page tools /
Member LoginContact Us
NJAIS
78 Washington Street
Morristown, NJ 07960
Phone: 888-472-3491
Home >
Resources > Resources for Parents


Resources for Parents

Enrolling Your Child at an NJAIS School

What Types of Schools are in NJAIS?
NJAIS schools represent a diverse group of schools, each of which has its own mission and culture.   For all of their diversity and widely varying approaches, NJAIS-member schools have certain characteristics in common. Each is governed by a Board of Trustees, and is a nonprofit corporation.  NJAIS schools are independent in governance and finance, and have stated policies of nondiscrimination.  Each fosters a culture of learning in every area of school life -  in classrooms and laboratories, on playing fields, stages, in concerts and in music practice rooms, and art studios.

There are day schools and boarding schools; small and large schools; non-sectarian and religiously affiliated.  NJAIS schools are located all over the state of New Jersey, off many exits.  Go to the "Find a Member School" section of this website and learn more about schools near you.

How do I begin the process of finding the right school for my child?
While all the schools in NJAIS are committed to providing a positive and safe educational experience for all children, there is no common mold for our schools. Each school has developed a distinctive program and culture based upon its mission and suited to its own community. Finding the "right match" is not an easy process and parents should gather as much information as possible. It is recommended that parents begin this process the spring or fall before the year in which they wish to enroll their child. Also, parents should consider a number of schools as many schools have more applicants than places for new students.

Just as each school is unique, so each child possesses differing needs and desires. A family should spend time assessing what these needs and desires are. How competitive or supportive an academic setting is desirable? Is remedial help needed in certain areas? Does your child perform better in a structured or relaxed environment? Would your child be more comfortable in a single-sex or a coed school? Is a day school or a boarding school setting a better environment for your child? Are there special programs that would be of particular interest (international exchange, experiential education)? What are your child's favorite subjects, activities, sports?

At the same time parents need to consider their own preferences and concerns. What level of formality (dress code, approach to discipline) would make you most comfortable? Do you want opportunities to volunteer at school? Where do you hope your child will go for the next level of education? Do you have questions about costs and/or financial aid? Do you need an extended day program? Is transportation a concern?

As you attempt to answer these questions, you should also begin collecting information about the various schools in which you are interested. Call and request admission brochures and application materials or go to the Find A Member School section of this website to find links to our member schools. Find out the requirements and deadline dates of the admission process. Are interviews with you and your child required? What type of admission testing or academic assessment must your child undertake? Are references from current teachers required? Are there deadline dates for various steps in the process? When will schools make admission decisions and/or financial aid decisions? The more information you can pull together, the better able you will be to understand and navigate the process.  
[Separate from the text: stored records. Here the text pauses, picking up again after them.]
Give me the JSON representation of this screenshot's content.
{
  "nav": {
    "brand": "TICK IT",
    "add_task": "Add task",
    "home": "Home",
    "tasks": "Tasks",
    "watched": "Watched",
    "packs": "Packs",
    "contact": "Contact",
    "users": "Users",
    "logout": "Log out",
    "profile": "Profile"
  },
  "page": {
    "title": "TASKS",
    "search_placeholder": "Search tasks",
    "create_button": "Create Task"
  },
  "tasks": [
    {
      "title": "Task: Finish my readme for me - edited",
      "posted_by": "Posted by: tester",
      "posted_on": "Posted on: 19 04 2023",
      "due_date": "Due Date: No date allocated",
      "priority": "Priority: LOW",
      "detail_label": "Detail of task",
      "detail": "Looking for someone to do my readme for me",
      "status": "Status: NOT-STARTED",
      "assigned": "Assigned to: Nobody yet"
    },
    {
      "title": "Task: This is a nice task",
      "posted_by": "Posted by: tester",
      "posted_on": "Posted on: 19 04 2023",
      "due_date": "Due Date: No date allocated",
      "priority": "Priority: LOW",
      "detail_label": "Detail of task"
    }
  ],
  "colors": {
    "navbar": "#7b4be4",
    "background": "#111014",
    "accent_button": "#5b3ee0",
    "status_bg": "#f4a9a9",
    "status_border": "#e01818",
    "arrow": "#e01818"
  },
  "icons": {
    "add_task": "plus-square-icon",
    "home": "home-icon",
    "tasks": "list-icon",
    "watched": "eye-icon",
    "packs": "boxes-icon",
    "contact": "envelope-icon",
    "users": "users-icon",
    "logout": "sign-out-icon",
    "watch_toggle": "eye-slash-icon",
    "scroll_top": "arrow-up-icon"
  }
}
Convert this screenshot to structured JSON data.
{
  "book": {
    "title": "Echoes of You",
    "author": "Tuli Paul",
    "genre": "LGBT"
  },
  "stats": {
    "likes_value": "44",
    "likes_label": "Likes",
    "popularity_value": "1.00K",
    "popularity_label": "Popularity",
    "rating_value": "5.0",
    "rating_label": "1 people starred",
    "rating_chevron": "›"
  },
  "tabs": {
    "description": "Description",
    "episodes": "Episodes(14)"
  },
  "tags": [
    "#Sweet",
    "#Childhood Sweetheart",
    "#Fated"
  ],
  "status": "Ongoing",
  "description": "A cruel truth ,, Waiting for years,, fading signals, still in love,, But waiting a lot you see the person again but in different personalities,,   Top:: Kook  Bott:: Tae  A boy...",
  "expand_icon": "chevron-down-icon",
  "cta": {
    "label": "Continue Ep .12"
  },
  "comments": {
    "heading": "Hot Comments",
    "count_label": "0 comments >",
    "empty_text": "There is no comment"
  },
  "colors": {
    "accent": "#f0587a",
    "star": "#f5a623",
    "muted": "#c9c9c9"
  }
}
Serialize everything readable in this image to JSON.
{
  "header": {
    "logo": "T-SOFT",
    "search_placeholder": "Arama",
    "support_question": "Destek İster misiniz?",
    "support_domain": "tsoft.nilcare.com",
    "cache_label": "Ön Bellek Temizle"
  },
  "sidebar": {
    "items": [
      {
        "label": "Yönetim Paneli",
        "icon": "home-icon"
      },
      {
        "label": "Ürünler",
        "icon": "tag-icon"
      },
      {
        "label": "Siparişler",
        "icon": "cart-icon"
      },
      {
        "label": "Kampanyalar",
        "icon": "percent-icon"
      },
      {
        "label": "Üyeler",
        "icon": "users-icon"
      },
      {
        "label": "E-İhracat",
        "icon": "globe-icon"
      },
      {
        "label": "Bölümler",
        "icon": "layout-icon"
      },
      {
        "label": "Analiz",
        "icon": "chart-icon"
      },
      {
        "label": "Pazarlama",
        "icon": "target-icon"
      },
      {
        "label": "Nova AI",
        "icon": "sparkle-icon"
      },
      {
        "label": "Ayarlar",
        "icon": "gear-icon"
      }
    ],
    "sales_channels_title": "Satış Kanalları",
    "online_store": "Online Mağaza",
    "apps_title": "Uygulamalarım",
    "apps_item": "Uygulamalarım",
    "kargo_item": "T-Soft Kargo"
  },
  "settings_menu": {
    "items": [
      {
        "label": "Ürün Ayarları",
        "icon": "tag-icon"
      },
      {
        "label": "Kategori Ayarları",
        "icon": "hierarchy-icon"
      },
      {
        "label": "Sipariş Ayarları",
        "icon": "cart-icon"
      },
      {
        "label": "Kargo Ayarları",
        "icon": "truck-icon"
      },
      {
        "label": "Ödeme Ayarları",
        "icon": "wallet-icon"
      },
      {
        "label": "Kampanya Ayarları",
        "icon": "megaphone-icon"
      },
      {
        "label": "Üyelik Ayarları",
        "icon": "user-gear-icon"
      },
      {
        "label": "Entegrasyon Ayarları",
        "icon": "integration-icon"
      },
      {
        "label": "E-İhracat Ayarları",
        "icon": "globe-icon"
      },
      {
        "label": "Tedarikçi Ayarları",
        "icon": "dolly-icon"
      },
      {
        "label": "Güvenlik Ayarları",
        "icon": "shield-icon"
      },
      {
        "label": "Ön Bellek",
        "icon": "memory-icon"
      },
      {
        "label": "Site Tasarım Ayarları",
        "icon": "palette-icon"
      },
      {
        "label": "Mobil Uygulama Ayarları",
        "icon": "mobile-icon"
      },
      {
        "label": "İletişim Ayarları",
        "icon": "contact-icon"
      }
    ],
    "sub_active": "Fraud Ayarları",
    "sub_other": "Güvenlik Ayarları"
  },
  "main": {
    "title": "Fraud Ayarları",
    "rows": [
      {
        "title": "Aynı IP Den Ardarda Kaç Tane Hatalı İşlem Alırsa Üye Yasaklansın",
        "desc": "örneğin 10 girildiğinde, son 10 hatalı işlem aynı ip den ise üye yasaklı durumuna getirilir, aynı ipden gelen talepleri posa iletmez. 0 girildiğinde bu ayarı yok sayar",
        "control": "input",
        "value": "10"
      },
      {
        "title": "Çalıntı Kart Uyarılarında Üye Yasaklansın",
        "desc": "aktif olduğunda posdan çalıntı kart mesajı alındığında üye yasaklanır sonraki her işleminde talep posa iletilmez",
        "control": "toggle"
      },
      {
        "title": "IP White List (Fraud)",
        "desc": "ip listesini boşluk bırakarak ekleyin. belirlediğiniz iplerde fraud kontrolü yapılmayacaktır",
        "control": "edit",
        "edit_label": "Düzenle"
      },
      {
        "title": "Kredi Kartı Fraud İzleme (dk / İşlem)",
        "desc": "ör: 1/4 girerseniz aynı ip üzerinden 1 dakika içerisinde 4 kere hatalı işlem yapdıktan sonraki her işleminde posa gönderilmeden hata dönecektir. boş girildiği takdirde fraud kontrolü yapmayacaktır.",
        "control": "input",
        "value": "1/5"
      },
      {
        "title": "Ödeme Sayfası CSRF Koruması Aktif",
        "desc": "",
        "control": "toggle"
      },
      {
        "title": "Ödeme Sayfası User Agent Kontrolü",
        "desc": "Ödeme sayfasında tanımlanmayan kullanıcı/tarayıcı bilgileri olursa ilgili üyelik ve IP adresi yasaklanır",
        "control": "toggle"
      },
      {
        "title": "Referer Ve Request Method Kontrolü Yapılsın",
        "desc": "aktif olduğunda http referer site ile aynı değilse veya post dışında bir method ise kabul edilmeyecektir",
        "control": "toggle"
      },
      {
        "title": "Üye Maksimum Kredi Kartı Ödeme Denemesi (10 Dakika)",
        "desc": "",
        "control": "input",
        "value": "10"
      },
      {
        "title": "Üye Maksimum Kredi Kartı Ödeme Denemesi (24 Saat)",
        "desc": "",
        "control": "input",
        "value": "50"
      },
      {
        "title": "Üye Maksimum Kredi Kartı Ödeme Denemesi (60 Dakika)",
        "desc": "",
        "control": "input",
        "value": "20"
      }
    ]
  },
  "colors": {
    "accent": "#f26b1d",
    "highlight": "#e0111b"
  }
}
Visiting schools is fun!  You may want to ask questions about the school culture, curriculum, students, faculty, administration, guidance, and the role of parents.  When you tour a school, look at the interactions among adults and children.  Be aware of what is displayed.  And, listen to your gut.     

How do I decide which school is the right choice for my child?
Once you have learned the admissions decisions from the schools to which you applied, you may have choices.  If a school accepted your child, you will be given a certain amount of time to make your choice - usually two weeks to a month. While schools have a range of policies and procedures regarding additional visits, you might be able to visit the school again. Many families seek out parents whose children are already enrolled in the school. These parents can provide useful insights about the school's community, program, and faculty. Making the final decision is never easy, but be sure that your decision does take into account as many of the things you were looking for in the first place.

Whichever school you choose, be sure to inform the other schools which accepted your child of your final decision. Many schools have candidates on waiting lists, and these students are eager to learn whether a space will become available. Therefore, prompt responses are not only considered a common courtesy, but vitally important.  If you are waiting to hear from a school and another school is demanding the enrollment agreement, you should call and ask to speak with the Director of Admissions at both schools.  Some schools will extend the deadline while you wait to hear from another school.  Other schools will make the deposit refundable.  Schools differ in policies.  It is important for you to ask, however, so that you are making a fully informed decision about your child's future.

Once you return the enrollment contract along with a tuition deposit, your family will be considered part of that school's community. You will hear several times from the school before the start of the next school year and will begin to experience the sense of community and caring that is such an important part of the independent school world.


 

email page print page large type small type
powered by finalsite